* EXERCISE
Could you give every record again, exactly as it reads?

EXTRACTED DATA below:

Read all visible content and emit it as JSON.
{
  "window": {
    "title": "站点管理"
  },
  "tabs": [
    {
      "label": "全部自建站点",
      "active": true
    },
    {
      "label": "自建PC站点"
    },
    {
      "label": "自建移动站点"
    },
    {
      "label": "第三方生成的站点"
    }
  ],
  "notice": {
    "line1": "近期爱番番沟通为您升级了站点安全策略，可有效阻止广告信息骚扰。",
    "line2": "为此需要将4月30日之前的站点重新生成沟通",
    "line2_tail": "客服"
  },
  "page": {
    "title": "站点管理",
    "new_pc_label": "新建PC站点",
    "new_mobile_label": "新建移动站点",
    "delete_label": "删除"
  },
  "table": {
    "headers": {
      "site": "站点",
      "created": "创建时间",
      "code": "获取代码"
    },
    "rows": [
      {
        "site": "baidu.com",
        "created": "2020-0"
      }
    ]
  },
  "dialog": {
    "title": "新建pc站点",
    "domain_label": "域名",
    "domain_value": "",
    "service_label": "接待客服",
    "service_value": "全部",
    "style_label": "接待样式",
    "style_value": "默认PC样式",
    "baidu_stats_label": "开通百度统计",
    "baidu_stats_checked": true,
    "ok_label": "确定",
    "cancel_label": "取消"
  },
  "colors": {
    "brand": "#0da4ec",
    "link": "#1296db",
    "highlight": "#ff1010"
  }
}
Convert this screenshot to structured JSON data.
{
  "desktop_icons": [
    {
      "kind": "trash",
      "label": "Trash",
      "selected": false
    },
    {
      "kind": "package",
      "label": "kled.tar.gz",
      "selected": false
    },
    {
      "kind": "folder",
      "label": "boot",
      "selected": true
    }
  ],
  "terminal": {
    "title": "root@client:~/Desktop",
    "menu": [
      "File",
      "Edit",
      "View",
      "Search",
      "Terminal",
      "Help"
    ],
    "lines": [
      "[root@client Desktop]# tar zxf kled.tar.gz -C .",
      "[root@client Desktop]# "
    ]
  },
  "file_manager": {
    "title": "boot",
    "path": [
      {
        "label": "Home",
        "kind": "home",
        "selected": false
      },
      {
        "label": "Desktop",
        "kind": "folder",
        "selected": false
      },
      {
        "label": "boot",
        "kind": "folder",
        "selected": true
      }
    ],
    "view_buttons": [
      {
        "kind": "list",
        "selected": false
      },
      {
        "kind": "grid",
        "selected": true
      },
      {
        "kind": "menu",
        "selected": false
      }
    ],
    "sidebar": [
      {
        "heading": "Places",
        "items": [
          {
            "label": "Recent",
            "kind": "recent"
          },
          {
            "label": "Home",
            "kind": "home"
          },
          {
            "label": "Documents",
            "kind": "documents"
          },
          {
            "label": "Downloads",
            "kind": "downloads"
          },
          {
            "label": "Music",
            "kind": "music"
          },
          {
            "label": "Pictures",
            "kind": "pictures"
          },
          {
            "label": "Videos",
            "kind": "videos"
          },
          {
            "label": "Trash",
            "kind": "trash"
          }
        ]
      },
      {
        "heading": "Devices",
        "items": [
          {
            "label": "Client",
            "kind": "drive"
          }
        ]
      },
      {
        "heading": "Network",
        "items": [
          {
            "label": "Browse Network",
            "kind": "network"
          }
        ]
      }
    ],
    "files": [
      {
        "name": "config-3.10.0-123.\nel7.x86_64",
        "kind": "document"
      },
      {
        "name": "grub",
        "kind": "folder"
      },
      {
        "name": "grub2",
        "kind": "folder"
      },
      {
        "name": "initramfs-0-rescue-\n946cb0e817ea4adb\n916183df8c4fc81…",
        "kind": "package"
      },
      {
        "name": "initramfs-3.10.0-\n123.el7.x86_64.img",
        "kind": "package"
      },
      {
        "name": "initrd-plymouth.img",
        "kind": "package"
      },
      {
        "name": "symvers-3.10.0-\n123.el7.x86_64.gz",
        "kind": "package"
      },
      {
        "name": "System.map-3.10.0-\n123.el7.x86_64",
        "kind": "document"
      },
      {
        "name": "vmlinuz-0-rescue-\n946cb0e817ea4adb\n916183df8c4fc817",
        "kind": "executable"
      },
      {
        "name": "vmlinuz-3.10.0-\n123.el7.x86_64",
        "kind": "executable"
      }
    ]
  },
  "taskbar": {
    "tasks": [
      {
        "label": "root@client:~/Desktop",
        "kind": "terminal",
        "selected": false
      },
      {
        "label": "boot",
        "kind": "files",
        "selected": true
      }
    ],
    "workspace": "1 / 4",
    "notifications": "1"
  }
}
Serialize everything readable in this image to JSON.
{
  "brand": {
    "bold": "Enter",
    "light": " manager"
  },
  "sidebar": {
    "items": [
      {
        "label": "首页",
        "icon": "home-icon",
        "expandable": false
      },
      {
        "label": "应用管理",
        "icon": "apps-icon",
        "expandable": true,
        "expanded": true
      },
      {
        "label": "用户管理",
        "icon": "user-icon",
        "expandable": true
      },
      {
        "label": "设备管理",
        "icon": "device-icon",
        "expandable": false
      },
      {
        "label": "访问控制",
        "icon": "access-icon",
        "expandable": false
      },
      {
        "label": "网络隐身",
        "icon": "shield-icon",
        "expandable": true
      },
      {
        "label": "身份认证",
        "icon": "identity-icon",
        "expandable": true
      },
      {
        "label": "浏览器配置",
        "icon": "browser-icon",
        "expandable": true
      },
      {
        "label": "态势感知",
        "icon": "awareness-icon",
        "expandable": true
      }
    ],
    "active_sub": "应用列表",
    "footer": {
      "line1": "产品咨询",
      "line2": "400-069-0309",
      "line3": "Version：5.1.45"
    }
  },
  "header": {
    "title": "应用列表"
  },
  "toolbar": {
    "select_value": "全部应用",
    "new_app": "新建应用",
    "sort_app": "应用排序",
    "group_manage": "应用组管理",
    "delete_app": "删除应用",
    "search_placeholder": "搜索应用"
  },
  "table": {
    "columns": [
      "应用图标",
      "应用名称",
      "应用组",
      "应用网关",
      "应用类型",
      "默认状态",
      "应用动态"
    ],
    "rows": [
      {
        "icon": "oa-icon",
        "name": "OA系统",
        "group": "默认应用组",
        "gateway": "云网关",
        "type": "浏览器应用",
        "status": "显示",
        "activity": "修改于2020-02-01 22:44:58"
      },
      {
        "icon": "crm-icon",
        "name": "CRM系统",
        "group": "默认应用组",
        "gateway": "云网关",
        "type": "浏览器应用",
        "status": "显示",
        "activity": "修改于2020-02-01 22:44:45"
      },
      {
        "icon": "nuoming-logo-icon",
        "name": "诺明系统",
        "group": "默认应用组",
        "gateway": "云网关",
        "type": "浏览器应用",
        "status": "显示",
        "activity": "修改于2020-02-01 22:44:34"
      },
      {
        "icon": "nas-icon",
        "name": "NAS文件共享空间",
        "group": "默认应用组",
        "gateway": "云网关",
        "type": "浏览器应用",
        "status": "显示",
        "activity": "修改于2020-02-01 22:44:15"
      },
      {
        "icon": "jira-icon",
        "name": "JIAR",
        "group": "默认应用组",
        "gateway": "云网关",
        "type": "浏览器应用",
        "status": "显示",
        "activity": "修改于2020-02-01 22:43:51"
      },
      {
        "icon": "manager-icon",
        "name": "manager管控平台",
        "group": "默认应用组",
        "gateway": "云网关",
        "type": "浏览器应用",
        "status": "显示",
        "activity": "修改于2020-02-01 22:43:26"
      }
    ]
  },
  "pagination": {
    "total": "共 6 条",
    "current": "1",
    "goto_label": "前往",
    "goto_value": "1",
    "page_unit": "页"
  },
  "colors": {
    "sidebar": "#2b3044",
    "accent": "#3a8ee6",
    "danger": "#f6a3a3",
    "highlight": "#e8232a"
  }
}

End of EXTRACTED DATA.

* TASK SOLUTION
Read all visible content and emit it as JSON.
{
  "window": {
    "title": "站点管理"
  },
  "tabs": [
    {
      "label": "全部自建站点",
      "active": true
    },
    {
      "label": "自建PC站点"
    },
    {
      "label": "自建移动站点"
    },
    {
      "label": "第三方生成的站点"
    }
  ],
  "notice": {
    "line1": "近期爱番番沟通为您升级了站点安全策略，可有效阻止广告信息骚扰。",
    "line2": "为此需要将4月30日之前的站点重新生成沟通",
    "line2_tail": "客服"
  },
  "page": {
    "title": "站点管理",
    "new_pc_label": "新建PC站点",
    "new_mobile_label": "新建移动站点",
    "delete_label": "删除"
  },
  "table": {
    "headers": {
      "site": "站点",
      "created": "创建时间",
      "code": "获取代码"
    },
    "rows": [
      {
        "site": "baidu.com",
        "created": "2020-0"
      }
    ]
  },
  "dialog": {
    "title": "新建pc站点",
    "domain_label": "域名",
    "domain_value": "",
    "service_label": "接待客服",
    "service_value": "全部",
    "style_label": "接待样式",
    "style_value": "默认PC样式",
    "baidu_stats_label": "开通百度统计",
    "baidu_stats_checked": true,
    "ok_label": "确定",
    "cancel_label": "取消"
  },
  "colors": {
    "brand": "#0da4ec",
    "link": "#1296db",
    "highlight": "#ff1010"
  }
}
Convert this screenshot to structured JSON data.
{
  "desktop_icons": [
    {
      "kind": "trash",
      "label": "Trash",
      "selected": false
    },
    {
      "kind": "package",
      "label": "kled.tar.gz",
      "selected": false
    },
    {
      "kind": "folder",
      "label": "boot",
      "selected": true
    }
  ],
  "terminal": {
    "title": "root@client:~/Desktop",
    "menu": [
      "File",
      "Edit",
      "View",
      "Search",
      "Terminal",
      "Help"
    ],
    "lines": [
      "[root@client Desktop]# tar zxf kled.tar.gz -C .",
      "[root@client Desktop]# "
    ]
  },
  "file_manager": {
    "title": "boot",
    "path": [
      {
        "label": "Home",
        "kind": "home",
        "selected": false
      },
      {
        "label": "Desktop",
        "kind": "folder",
        "selected": false
      },
      {
        "label": "boot",
        "kind": "folder",
        "selected": true
      }
    ],
    "view_buttons": [
      {
        "kind": "list",
        "selected": false
      },
      {
        "kind": "grid",
        "selected": true
      },
      {
        "kind": "menu",
        "selected": false
      }
    ],
    "sidebar": [
      {
        "heading": "Places",
        "items": [
          {
            "label": "Recent",
            "kind": "recent"
          },
          {
            "label": "Home",
            "kind": "home"
          },
          {
            "label": "Documents",
            "kind": "documents"
          },
          {
            "label": "Downloads",
            "kind": "downloads"
          },
          {
            "label": "Music",
            "kind": "music"
          },
          {
            "label": "Pictures",
            "kind": "pictures"
          },
          {
            "label": "Videos",
            "kind": "videos"
          },
          {
            "label": "Trash",
            "kind": "trash"
          }
        ]
      },
      {
        "heading": "Devices",
        "items": [
          {
            "label": "Client",
            "kind": "drive"
          }
        ]
      },
      {
        "heading": "Network",
        "items": [
          {
            "label": "Browse Network",
            "kind": "network"
          }
        ]
      }
    ],
    "files": [
      {
        "name": "config-3.10.0-123.\nel7.x86_64",
        "kind": "document"
      },
      {
        "name": "grub",
        "kind": "folder"
      },
      {
        "name": "grub2",
        "kind": "folder"
      },
      {
        "name": "initramfs-0-rescue-\n946cb0e817ea4adb\n916183df8c4fc81…",
        "kind": "package"
      },
      {
        "name": "initramfs-3.10.0-\n123.el7.x86_64.img",
        "kind": "package"
      },
      {
        "name": "initrd-plymouth.img",
        "kind": "package"
      },
      {
        "name": "symvers-3.10.0-\n123.el7.x86_64.gz",
        "kind": "package"
      },
      {
        "name": "System.map-3.10.0-\n123.el7.x86_64",
        "kind": "document"
      },
      {
        "name": "vmlinuz-0-rescue-\n946cb0e817ea4adb\n916183df8c4fc817",
        "kind": "executable"
      },
      {
        "name": "vmlinuz-3.10.0-\n123.el7.x86_64",
        "kind": "executable"
      }
    ]
  },
  "taskbar": {
    "tasks": [
      {
        "label": "root@client:~/Desktop",
        "kind": "terminal",
        "selected": false
      },
      {
        "label": "boot",
        "kind": "files",
        "selected": true
      }
    ],
    "workspace": "1 / 4",
    "notifications": "1"
  }
}
Serialize everything readable in this image to JSON.
{
  "brand": {
    "bold": "Enter",
    "light": " manager"
  },
  "sidebar": {
    "items": [
      {
        "label": "首页",
        "icon": "home-icon",
        "expandable": false
      },
      {
        "label": "应用管理",
        "icon": "apps-icon",
        "expandable": true,
        "expanded": true
      },
      {
        "label": "用户管理",
        "icon": "user-icon",
        "expandable": true
      },
      {
        "label": "设备管理",
        "icon": "device-icon",
        "expandable": false
      },
      {
        "label": "访问控制",
        "icon": "access-icon",
        "expandable": false
      },
      {
        "label": "网络隐身",
        "icon": "shield-icon",
        "expandable": true
      },
      {
        "label": "身份认证",
        "icon": "identity-icon",
        "expandable": true
      },
      {
        "label": "浏览器配置",
        "icon": "browser-icon",
        "expandable": true
      },
      {
        "label": "态势感知",
        "icon": "awareness-icon",
        "expandable": true
      }
    ],
    "active_sub": "应用列表",
    "footer": {
      "line1": "产品咨询",
      "line2": "400-069-0309",
      "line3": "Version：5.1.45"
    }
  },
  "header": {
    "title": "应用列表"
  },
  "toolbar": {
    "select_value": "全部应用",
    "new_app": "新建应用",
    "sort_app": "应用排序",
    "group_manage": "应用组管理",
    "delete_app": "删除应用",
    "search_placeholder": "搜索应用"
  },
  "table": {
    "columns": [
      "应用图标",
      "应用名称",
      "应用组",
      "应用网关",
      "应用类型",
      "默认状态",
      "应用动态"
    ],
    "rows": [
      {
        "icon": "oa-icon",
        "name": "OA系统",
        "group": "默认应用组",
        "gateway": "云网关",
        "type": "浏览器应用",
        "status": "显示",
        "activity": "修改于2020-02-01 22:44:58"
      },
      {
        "icon": "crm-icon",
        "name": "CRM系统",
        "group": "默认应用组",
        "gateway": "云网关",
        "type": "浏览器应用",
        "status": "显示",
        "activity": "修改于2020-02-01 22:44:45"
      },
      {
        "icon": "nuoming-logo-icon",
        "name": "诺明系统",
        "group": "默认应用组",
        "gateway": "云网关",
        "type": "浏览器应用",
        "status": "显示",
        "activity": "修改于2020-02-01 22:44:34"
      },
      {
        "icon": "nas-icon",
        "name": "NAS文件共享空间",
        "group": "默认应用组",
        "gateway": "云网关",
        "type": "浏览器应用",
        "status": "显示",
        "activity": "修改于2020-02-01 22:44:15"
      },
      {
        "icon": "jira-icon",
        "name": "JIAR",
        "group": "默认应用组",
        "gateway": "云网关",
        "type": "浏览器应用",
        "status": "显示",
        "activity": "修改于2020-02-01 22:43:51"
      },
      {
        "icon": "manager-icon",
        "name": "manager管控平台",
        "group": "默认应用组",
        "gateway": "云网关",
        "type": "浏览器应用",
        "status": "显示",
        "activity": "修改于2020-02-01 22:43:26"
      }
    ]
  },
  "pagination": {
    "total": "共 6 条",
    "current": "1",
    "goto_label": "前往",
    "goto_value": "1",
    "page_unit": "页"
  },
  "colors": {
    "sidebar": "#2b3044",
    "accent": "#3a8ee6",
    "danger": "#f6a3a3",
    "highlight": "#e8232a"
  }
}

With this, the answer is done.